# Task brief
Repeat the records below exactly.
** Record extracts follows **
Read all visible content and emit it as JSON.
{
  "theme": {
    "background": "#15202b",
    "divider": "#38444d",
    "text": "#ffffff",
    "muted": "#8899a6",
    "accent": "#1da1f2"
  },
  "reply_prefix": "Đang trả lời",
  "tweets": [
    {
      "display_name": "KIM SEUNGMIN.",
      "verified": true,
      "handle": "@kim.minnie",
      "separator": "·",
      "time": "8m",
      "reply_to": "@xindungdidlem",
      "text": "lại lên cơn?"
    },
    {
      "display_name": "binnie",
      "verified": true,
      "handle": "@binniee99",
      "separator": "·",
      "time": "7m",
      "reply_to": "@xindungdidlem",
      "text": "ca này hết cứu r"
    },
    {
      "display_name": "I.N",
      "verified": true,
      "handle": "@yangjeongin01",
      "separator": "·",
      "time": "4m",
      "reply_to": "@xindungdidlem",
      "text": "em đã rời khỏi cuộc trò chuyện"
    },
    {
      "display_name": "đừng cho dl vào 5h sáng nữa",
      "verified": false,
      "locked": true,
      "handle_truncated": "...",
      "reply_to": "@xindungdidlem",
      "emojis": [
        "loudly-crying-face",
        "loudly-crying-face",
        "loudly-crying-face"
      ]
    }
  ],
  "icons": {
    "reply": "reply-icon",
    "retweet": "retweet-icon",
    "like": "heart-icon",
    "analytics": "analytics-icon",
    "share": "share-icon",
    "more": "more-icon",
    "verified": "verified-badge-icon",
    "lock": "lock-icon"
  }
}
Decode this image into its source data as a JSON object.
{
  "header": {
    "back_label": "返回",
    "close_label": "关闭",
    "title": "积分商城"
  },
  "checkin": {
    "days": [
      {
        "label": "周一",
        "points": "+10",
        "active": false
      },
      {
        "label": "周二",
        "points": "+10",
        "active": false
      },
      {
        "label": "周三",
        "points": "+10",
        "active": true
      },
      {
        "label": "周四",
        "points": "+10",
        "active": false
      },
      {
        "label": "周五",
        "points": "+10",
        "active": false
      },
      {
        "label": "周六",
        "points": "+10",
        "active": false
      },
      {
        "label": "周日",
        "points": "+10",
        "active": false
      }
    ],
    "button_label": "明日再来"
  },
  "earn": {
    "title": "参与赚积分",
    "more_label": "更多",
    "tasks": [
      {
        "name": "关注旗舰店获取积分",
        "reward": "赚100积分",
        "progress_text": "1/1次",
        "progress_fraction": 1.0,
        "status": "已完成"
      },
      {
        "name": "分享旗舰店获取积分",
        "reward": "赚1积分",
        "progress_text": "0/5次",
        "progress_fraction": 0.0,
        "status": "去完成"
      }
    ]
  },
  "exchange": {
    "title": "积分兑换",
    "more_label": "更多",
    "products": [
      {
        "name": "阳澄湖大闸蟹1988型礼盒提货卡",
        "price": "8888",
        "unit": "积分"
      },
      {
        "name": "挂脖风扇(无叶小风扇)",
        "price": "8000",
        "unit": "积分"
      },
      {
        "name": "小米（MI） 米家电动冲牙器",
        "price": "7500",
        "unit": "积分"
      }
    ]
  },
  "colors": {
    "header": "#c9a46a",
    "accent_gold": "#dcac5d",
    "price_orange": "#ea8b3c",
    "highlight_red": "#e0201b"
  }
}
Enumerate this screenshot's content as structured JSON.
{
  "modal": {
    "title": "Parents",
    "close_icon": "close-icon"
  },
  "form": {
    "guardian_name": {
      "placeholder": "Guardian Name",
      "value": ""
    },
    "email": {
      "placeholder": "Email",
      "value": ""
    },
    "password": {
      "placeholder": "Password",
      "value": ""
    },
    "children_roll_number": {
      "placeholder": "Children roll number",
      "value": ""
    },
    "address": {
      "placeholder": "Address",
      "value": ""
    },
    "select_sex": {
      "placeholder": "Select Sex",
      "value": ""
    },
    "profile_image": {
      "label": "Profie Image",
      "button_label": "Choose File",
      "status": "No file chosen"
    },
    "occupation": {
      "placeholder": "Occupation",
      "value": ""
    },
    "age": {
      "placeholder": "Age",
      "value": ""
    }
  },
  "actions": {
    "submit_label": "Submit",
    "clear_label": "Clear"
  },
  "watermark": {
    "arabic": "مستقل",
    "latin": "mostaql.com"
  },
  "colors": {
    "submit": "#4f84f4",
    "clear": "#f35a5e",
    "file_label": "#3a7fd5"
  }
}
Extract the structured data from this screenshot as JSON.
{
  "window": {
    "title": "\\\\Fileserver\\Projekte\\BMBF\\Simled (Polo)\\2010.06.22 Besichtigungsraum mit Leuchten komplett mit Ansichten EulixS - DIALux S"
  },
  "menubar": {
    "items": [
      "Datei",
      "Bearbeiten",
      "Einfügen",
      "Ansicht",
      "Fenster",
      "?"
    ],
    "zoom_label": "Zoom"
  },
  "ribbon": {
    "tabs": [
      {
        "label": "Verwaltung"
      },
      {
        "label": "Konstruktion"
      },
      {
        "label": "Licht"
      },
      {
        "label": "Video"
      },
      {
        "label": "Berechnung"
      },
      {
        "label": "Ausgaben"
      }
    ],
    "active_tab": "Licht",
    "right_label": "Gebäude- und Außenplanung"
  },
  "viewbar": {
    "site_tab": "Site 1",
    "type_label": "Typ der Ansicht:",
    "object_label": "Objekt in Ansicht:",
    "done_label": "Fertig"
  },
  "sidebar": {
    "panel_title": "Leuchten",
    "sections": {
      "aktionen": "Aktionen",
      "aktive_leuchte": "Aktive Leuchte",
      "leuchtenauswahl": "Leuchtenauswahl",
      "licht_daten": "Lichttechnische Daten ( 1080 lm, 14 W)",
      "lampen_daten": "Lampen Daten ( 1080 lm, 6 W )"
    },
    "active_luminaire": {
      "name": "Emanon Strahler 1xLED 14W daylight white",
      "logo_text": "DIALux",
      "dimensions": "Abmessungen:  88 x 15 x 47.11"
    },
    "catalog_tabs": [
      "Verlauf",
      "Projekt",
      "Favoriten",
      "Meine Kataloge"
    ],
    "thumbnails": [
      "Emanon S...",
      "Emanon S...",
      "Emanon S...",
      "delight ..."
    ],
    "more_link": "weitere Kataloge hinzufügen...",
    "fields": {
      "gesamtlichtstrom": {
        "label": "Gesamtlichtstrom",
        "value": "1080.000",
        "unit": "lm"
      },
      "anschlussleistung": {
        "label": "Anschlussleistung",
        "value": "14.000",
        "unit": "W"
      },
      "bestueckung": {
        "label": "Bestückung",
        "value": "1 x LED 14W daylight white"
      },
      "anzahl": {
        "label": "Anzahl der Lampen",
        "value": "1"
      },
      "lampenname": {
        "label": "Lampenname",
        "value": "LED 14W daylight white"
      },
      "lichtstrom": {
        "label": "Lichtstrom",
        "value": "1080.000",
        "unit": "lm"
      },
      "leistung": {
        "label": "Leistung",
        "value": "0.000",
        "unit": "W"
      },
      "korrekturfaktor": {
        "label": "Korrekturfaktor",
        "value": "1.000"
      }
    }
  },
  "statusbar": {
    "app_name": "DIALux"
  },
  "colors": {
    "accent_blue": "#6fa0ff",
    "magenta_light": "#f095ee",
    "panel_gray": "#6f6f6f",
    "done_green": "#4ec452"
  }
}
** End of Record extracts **
# Reply to the exercise
Read all visible content and emit it as JSON.
{
  "theme": {
    "background": "#15202b",
    "divider": "#38444d",
    "text": "#ffffff",
    "muted": "#8899a6",
    "accent": "#1da1f2"
  },
  "reply_prefix": "Đang trả lời",
  "tweets": [
    {
      "display_name": "KIM SEUNGMIN.",
      "verified": true,
      "handle": "@kim.minnie",
      "separator": "·",
      "time": "8m",
      "reply_to": "@xindungdidlem",
      "text": "lại lên cơn?"
    },
    {
      "display_name": "binnie",
      "verified": true,
      "handle": "@binniee99",
      "separator": "·",
      "time": "7m",
      "reply_to": "@xindungdidlem",
      "text": "ca này hết cứu r"
    },
    {
      "display_name": "I.N",
      "verified": true,
      "handle": "@yangjeongin01",
      "separator": "·",
      "time": "4m",
      "reply_to": "@xindungdidlem",
      "text": "em đã rời khỏi cuộc trò chuyện"
    },
    {
      "display_name": "đừng cho dl vào 5h sáng nữa",
      "verified": false,
      "locked": true,
      "handle_truncated": "...",
      "reply_to": "@xindungdidlem",
      "emojis": [
        "loudly-crying-face",
        "loudly-crying-face",
        "loudly-crying-face"
      ]
    }
  ],
  "icons": {
    "reply": "reply-icon",
    "retweet": "retweet-icon",
    "like": "heart-icon",
    "analytics": "analytics-icon",
    "share": "share-icon",
    "more": "more-icon",
    "verified": "verified-badge-icon",
    "lock": "lock-icon"
  }
}
Decode this image into its source data as a JSON object.
{
  "header": {
    "back_label": "返回",
    "close_label": "关闭",
    "title": "积分商城"
  },
  "checkin": {
    "days": [
      {
        "label": "周一",
        "points": "+10",
        "active": false
      },
      {
        "label": "周二",
        "points": "+10",
        "active": false
      },
      {
        "label": "周三",
        "points": "+10",
        "active": true
      },
      {
        "label": "周四",
        "points": "+10",
        "active": false
      },
      {
        "label": "周五",
        "points": "+10",
        "active": false
      },
      {
        "label": "周六",
        "points": "+10",
        "active": false
      },
      {
        "label": "周日",
        "points": "+10",
        "active": false
      }
    ],
    "button_label": "明日再来"
  },
  "earn": {
    "title": "参与赚积分",
    "more_label": "更多",
    "tasks": [
      {
        "name": "关注旗舰店获取积分",
        "reward": "赚100积分",
        "progress_text": "1/1次",
        "progress_fraction": 1.0,
        "status": "已完成"
      },
      {
        "name": "分享旗舰店获取积分",
        "reward": "赚1积分",
        "progress_text": "0/5次",
        "progress_fraction": 0.0,
        "status": "去完成"
      }
    ]
  },
  "exchange": {
    "title": "积分兑换",
    "more_label": "更多",
    "products": [
      {
        "name": "阳澄湖大闸蟹1988型礼盒提货卡",
        "price": "8888",
        "unit": "积分"
      },
      {
        "name": "挂脖风扇(无叶小风扇)",
        "price": "8000",
        "unit": "积分"
      },
      {
        "name": "小米（MI） 米家电动冲牙器",
        "price": "7500",
        "unit": "积分"
      }
    ]
  },
  "colors": {
    "header": "#c9a46a",
    "accent_gold": "#dcac5d",
    "price_orange": "#ea8b3c",
    "highlight_red": "#e0201b"
  }
}
Enumerate this screenshot's content as structured JSON.
{
  "modal": {
    "title": "Parents",
    "close_icon": "close-icon"
  },
  "form": {
    "guardian_name": {
      "placeholder": "Guardian Name",
      "value": ""
    },
    "email": {
      "placeholder": "Email",
      "value": ""
    },
    "password": {
      "placeholder": "Password",
      "value": ""
    },
    "children_roll_number": {
      "placeholder": "Children roll number",
      "value": ""
    },
    "address": {
      "placeholder": "Address",
      "value": ""
    },
    "select_sex": {
      "placeholder": "Select Sex",
      "value": ""
    },
    "profile_image": {
      "label": "Profie Image",
      "button_label": "Choose File",
      "status": "No file chosen"
    },
    "occupation": {
      "placeholder": "Occupation",
      "value": ""
    },
    "age": {
      "placeholder": "Age",
      "value": ""
    }
  },
  "actions": {
    "submit_label": "Submit",
    "clear_label": "Clear"
  },
  "watermark": {
    "arabic": "مستقل",
    "latin": "mostaql.com"
  },
  "colors": {
    "submit": "#4f84f4",
    "clear": "#f35a5e",
    "file_label": "#3a7fd5"
  }
}
Extract the structured data from this screenshot as JSON.
{
  "window": {
    "title": "\\\\Fileserver\\Projekte\\BMBF\\Simled (Polo)\\2010.06.22 Besichtigungsraum mit Leuchten komplett mit Ansichten EulixS - DIALux S"
  },
  "menubar": {
    "items": [
      "Datei",
      "Bearbeiten",
      "Einfügen",
      "Ansicht",
      "Fenster",
      "?"
    ],
    "zoom_label": "Zoom"
  },
  "ribbon": {
    "tabs": [
      {
        "label": "Verwaltung"
      },
      {
        "label": "Konstruktion"
      },
      {
        "label": "Licht"
      },
      {
        "label": "Video"
      },
      {
        "label": "Berechnung"
      },
      {
        "label": "Ausgaben"
      }
    ],
    "active_tab": "Licht",
    "right_label": "Gebäude- und Außenplanung"
  },
  "viewbar": {
    "site_tab": "Site 1",
    "type_label": "Typ der Ansicht:",
    "object_label": "Objekt in Ansicht:",
    "done_label": "Fertig"
  },
  "sidebar": {
    "panel_title": "Leuchten",
    "sections": {
      "aktionen": "Aktionen",
      "aktive_leuchte": "Aktive Leuchte",
      "leuchtenauswahl": "Leuchtenauswahl",
      "licht_daten": "Lichttechnische Daten ( 1080 lm, 14 W)",
      "lampen_daten": "Lampen Daten ( 1080 lm, 6 W )"
    },
    "active_luminaire": {
      "name": "Emanon Strahler 1xLED 14W daylight white",
      "logo_text": "DIALux",
      "dimensions": "Abmessungen:  88 x 15 x 47.11"
    },
    "catalog_tabs": [
      "Verlauf",
      "Projekt",
      "Favoriten",
      "Meine Kataloge"
    ],
    "thumbnails": [
      "Emanon S...",
      "Emanon S...",
      "Emanon S...",
      "delight ..."
    ],
    "more_link": "weitere Kataloge hinzufügen...",
    "fields": {
      "gesamtlichtstrom": {
        "label": "Gesamtlichtstrom",
        "value": "1080.000",
        "unit": "lm"
      },
      "anschlussleistung": {
        "label": "Anschlussleistung",
        "value": "14.000",
        "unit": "W"
      },
      "bestueckung": {
        "label": "Bestückung",
        "value": "1 x LED 14W daylight white"
      },
      "anzahl": {
        "label": "Anzahl der Lampen",
        "value": "1"
      },
      "lampenname": {
        "label": "Lampenname",
        "value": "LED 14W daylight white"
      },
      "lichtstrom": {
        "label": "Lichtstrom",
        "value": "1080.000",
        "unit": "lm"
      },
      "leistung": {
        "label": "Leistung",
        "value": "0.000",
        "unit": "W"
      },
      "korrekturfaktor": {
        "label": "Korrekturfaktor",
        "value": "1.000"
      }
    }
  },
  "statusbar": {
    "app_name": "DIALux"
  },
  "colors": {
    "accent_blue": "#6fa0ff",
    "magenta_light": "#f095ee",
    "panel_gray": "#6f6f6f",
    "done_green": "#4ec452"
  }
}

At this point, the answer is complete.